The imagery used in the next few lines is of special note. Like the “poor piano” from the previous line, everything in the poem seems to be well worn, bordering on decrepit. He has a “rickety stool.” The tune he plays is “raggy.”

“Musical fool” may be a reference to the jesters and court fools of the past. Perhaps it’s implying this man is from the lower rungs of society but entertaining the modern-day lords and ladies of New York.


Lines 15-22

Coming from a black man’s soul.
O Blues!
I’s gwine to quit ma frownin’
And put ma troubles on the shelf.”

Finally, the blues man begins to sing. He sings to the speaker directly, to the reader directly. The way he sings, in colloquialisms, thickly accented, is indicative of a member of the poor working class.

The lyrics themselves are heartbreaking.
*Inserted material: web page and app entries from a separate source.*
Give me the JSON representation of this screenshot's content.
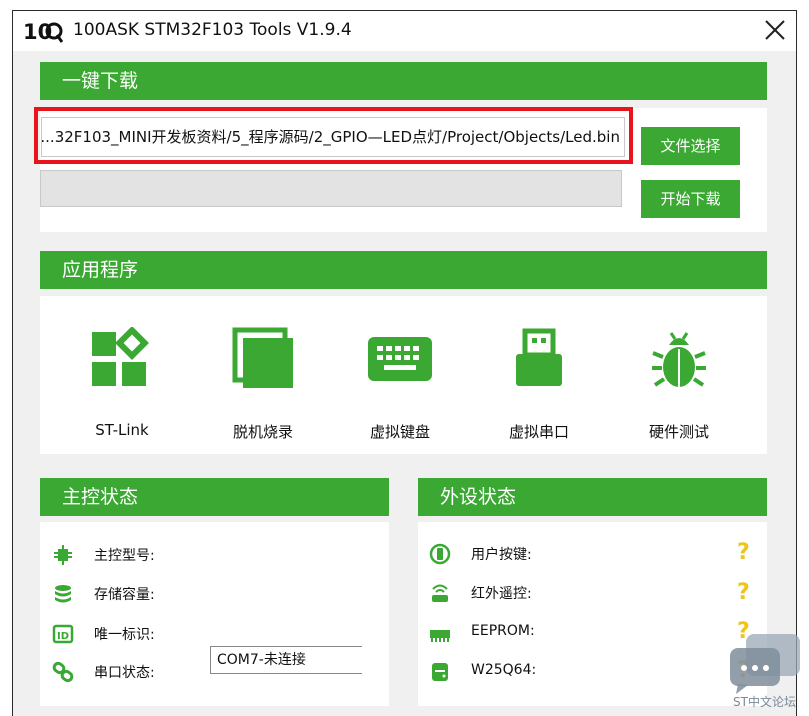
{
  "window": {
    "logo_text": "10Q",
    "title": "100ASK STM32F103 Tools V1.9.4"
  },
  "download": {
    "section_title": "一键下载",
    "file_path": "...32F103_MINI开发板资料/5_程序源码/2_GPIO—LED点灯/Project/Objects/Led.bin",
    "select_file_label": "文件选择",
    "start_download_label": "开始下载",
    "progress": 0
  },
  "apps": {
    "section_title": "应用程序",
    "items": [
      {
        "label": "ST-Link",
        "icon": "st-link-icon"
      },
      {
        "label": "脱机烧录",
        "icon": "offline-burn-icon"
      },
      {
        "label": "虚拟键盘",
        "icon": "keyboard-icon"
      },
      {
        "label": "虚拟串口",
        "icon": "usb-icon"
      },
      {
        "label": "硬件测试",
        "icon": "bug-icon"
      }
    ]
  },
  "master_status": {
    "section_title": "主控状态",
    "rows": [
      {
        "label": "主控型号:",
        "icon": "chip-icon"
      },
      {
        "label": "存储容量:",
        "icon": "database-icon"
      },
      {
        "label": "唯一标识:",
        "icon": "id-icon"
      },
      {
        "label": "串口状态:",
        "icon": "link-icon"
      }
    ],
    "com_status": "COM7-未连接"
  },
  "peripheral_status": {
    "section_title": "外设状态",
    "rows": [
      {
        "label": "用户按键:",
        "icon": "button-icon",
        "status": "?"
      },
      {
        "label": "红外遥控:",
        "icon": "infrared-icon",
        "status": "?"
      },
      {
        "label": "EEPROM:",
        "icon": "memory-icon",
        "status": "?"
      },
      {
        "label": "W25Q64:",
        "icon": "flash-icon",
        "status": "?"
      }
    ]
  },
  "watermark": {
    "text": "ST中文论坛"
  },
  "colors": {
    "accent_green": "#3aa832",
    "highlight_red": "#e8141c",
    "question_yellow": "#f0c419"
  }
}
If, as Blues often is, they are considered to be autobiographical, then the singer becomes more sympathetic.


Lines 23-30
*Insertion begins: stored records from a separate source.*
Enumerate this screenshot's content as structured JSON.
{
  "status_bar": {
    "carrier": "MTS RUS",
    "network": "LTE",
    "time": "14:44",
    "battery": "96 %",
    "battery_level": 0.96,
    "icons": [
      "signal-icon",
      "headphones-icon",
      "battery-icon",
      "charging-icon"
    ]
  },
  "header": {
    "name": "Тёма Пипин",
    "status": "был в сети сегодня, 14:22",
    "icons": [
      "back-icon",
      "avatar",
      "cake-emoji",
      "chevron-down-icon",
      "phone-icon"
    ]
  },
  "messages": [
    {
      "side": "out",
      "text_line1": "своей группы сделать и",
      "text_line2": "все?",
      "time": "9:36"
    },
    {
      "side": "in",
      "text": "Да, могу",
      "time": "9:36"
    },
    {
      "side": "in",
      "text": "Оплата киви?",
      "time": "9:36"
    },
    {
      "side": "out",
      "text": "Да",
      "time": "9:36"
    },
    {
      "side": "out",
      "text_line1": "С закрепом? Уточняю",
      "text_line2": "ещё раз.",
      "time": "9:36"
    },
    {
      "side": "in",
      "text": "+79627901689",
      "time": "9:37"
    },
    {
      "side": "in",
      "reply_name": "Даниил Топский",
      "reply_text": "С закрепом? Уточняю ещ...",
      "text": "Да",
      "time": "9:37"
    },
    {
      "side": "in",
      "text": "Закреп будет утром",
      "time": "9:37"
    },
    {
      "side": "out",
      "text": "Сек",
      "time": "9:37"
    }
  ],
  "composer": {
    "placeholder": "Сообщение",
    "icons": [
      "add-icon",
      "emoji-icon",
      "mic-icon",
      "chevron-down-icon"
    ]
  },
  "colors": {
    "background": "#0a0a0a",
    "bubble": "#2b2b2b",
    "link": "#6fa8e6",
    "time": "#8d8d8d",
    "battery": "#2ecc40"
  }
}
Thump, thump, thump, went his foot on the floor.
He played a few chords then he sang some more—
I ain’t happy no mo’
And I wish that I had died.”

As the song goes on, we learn more about the singer. His mournful voice matches his tragic words, and he seems to be living in the shadow of a deep depression.

Again, the repetition of the word “thump” is used to mimic the sound of music. In this case, the thumps are used to keep the beat.


Lines 31-35

And far into the night he crooned that tune.
He slept like a rock or a man that’s dead.

The final four lines of ‘The Weary Blues’ create a sense of encroaching darkness. First, the stars go out, then the moon. Finally, the music fades. I imagine the musician trudging home through the dark and the quiet. Then, even he fades away, sleeping like the dead.

The final word, “dead” seems to be stressed. It’s possible that the poet is implying that the subject of this work died shortly after the piece ends.

It’s also interesting that the speaker here seems to become omniscient. He or she knows what the singer does after the set.



As previously noted, the poem uses rhyme and rhythm in interesting ways. The composition mimics the shifting structures and patterns of Jazz music. The indented lines are emphasized both on the page and in the reader’s mind as if they are being sung. ‘The Weary Blues’ is written in free verse, but it contains a number of rhyming couplets throughout. Use of the word “negro,” used at the time as a derogatory term, serves to stress the subject of the piece as an outsider and member of the lower class.


Historical Context

‘The Weary Blues’ is from the first collection of Langston Hughes’s poetry, titled ‘The Weary Blues’. Hughes was a prolific writer. He wrote poetry, prose, and plays. He won a number of awards. He was also a social activist. He was born in Joplin, Missouri and traveled the world working as a seaman. He eventually settled in New York, which is where he died.

Get More with Poetry+

Upgrade to Poetry+ and get unlimited access to exclusive content, including:

Printable Poem Guides

Covering every poem on Poem Analysis (all 4,171 and counting).

Printable PDF Resources

Covering Poets, Rhyme Schemes, Movements, Meter, and more.

Ad-Free Experience

Enjoy poetry without adverts.

Talk with Poetry Experts

Comment about any poem and have experts answer.

Tooltip Definitions

Get tooltip definitions throughout Poem Analysis on 879 terms.

Premium Newsletter

Stay up to date with all things poetry.

Steven Swope Poetry Expert
Steven studied to achieve degrees in Creative Writing and English Education. As part of his degrees, he has spent large amounts of time analysing and discussing poetry.

Join the Poetry Chatter and Comment

Exclusive to Poetry+ Members

Join Conversations

Share your thoughts and be part of engaging discussions.

Expert Replies

Get personalized insights from our Qualified Poetry Experts.

Connect with Poetry Lovers

Build connections with like-minded individuals.

Sign up to Poetry+
Notify of
Oldest Most Voted
Inline Feedbacks
View all comments
Got a question about the poem? Ask an expert.x

Discover and learn about the greatest poetry, straight to your inbox

Start Your Perfect Poetry Journey

The Best-Kept Secrets of Poetry

Discover and learn about the greatest poetry ever straight to your inbox

Share to...